This definitely looks like the right family. The ages are a bit off but that is not a big surprise. As for the "V" instead of a "B", that could be attributed to the enumerator not hearing the letter correctly.So what can I use to make sure this is the correct family? I already have Carra documented in my tree same with George's wife Margaret Lawson. What about the possible children Charles W. and Laura A.?

On the Provincial Archives of New Brunswick site I searched for civil records using the name Charles Howe with a middle initial of W. I came across two records of particular interest:
  • marriage of Charles Wallace Howe, son of George Baxter and Margaret Ann Howe, to Phoebe Jane Beers, daughter of Annie Beers.
  • death of Charles W. Howe, son of George R Howe and Annie Lawson, husband of Phoebe J. Howe.
This looks very promising. What about Laura A.? This gets even more interesting. I don't find a Laura A. Howe in the New Brunswick in a search of the New Brunswick Vital Statistic from Government Records. I do see a Laura Sophia Howe listed as a mother for Harold Ottis Hinch, born 1880, in the Late Registration of Births database. In 1942 Laura Sophia Hinch is residing in Trail, British Columbia, Canada. But is this "my" Laura?

In the Daniel F. Johnson's New Brunswick Newspaper Vital Statistics I do come across his extract from the Watchman newpaper published on 14 Apr 1877 in Saint John, New Brunswick, Canada for a marriage for Laura S. Howe:

m. (St. John) city, 11th inst., by Rev. F.H. Almon, William E. HINCH / Laura S. HOWE both of St. John.

I still can't say Laura S. Howe and Laura A. Howe are the same person. However, if Laura S. Hinch lived in British Columbia in 1942 maybe she also died in British Columbia.

A search of the BC Archives Genealogy database brings up the death of Laura Sophia Hinch in 1947 in Vancouver. Even better, there is an image of her registration of death. Note who are listed as her parents. Apparently the same married couple as found in the 1871 census where Laura S. Howe is found.

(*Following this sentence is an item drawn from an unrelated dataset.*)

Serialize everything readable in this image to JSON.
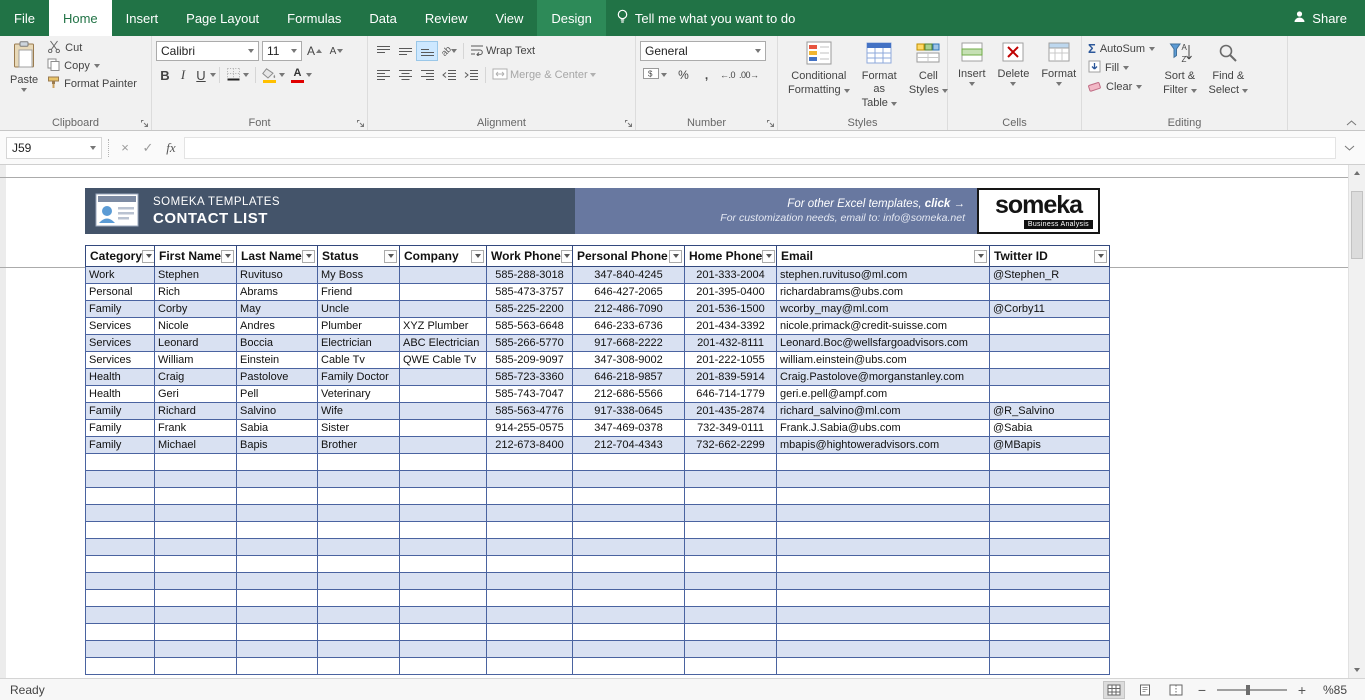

British Columbia, Canada B.C. Archives,  (Death Certificates, British Columbia Archives, Victoria),  1947-09-002837 (1947), Laura Sophia Hinch; B.C. Archives B13193.
British Columbia, Canada B.C. Archives,  (Death Certificates, British Columbia Archives, Victoria),  1947-09-002837 (1947), Laura Sophia Hinch; B.C. Archives B13193.
From the death registration it does seem that the Laura Sophia Howe in the marriage notice and the late registration of birth of her son Harold Ottis Hinch is the same person as the Laura A. Howe in the 1871 census.

It looks like the 1871 census had a few interesting errors in it from a genealogical point of view but there were enough details that I could confirm it was the right family with a bit of genealogy research. Time to research and document a new (to me) branch of my Howe family tree.

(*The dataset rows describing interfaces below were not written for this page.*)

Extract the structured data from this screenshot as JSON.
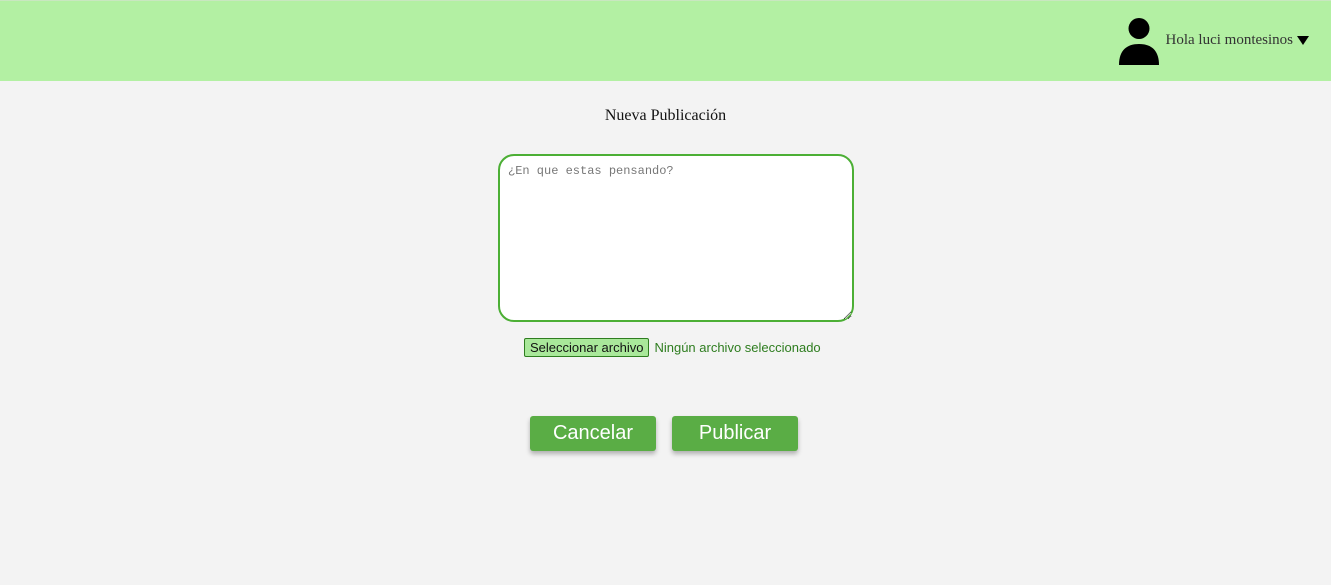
{
  "theme": {
    "header_bg": "#b3f0a3",
    "accent": "#5aad45",
    "border_green": "#4caf35",
    "link_green": "#2e7d1f",
    "page_bg": "#f3f3f3"
  },
  "header": {
    "avatar_icon": "user-silhouette-icon",
    "greeting": "Hola luci montesinos",
    "caret_icon": "caret-down-icon"
  },
  "main": {
    "title": "Nueva Publicación",
    "textarea": {
      "placeholder": "¿En que estas pensando?",
      "value": ""
    },
    "file_input": {
      "button_label": "Seleccionar archivo",
      "status": "Ningún archivo seleccionado"
    },
    "buttons": {
      "cancel_label": "Cancelar",
      "publish_label": "Publicar"
    }
  }
}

1. The tree on Ancestry isn't my master tree, it is a "cousin-bait" tree. My master database is held in my Legacy Family Tree database on my computer and is backed up several different ways.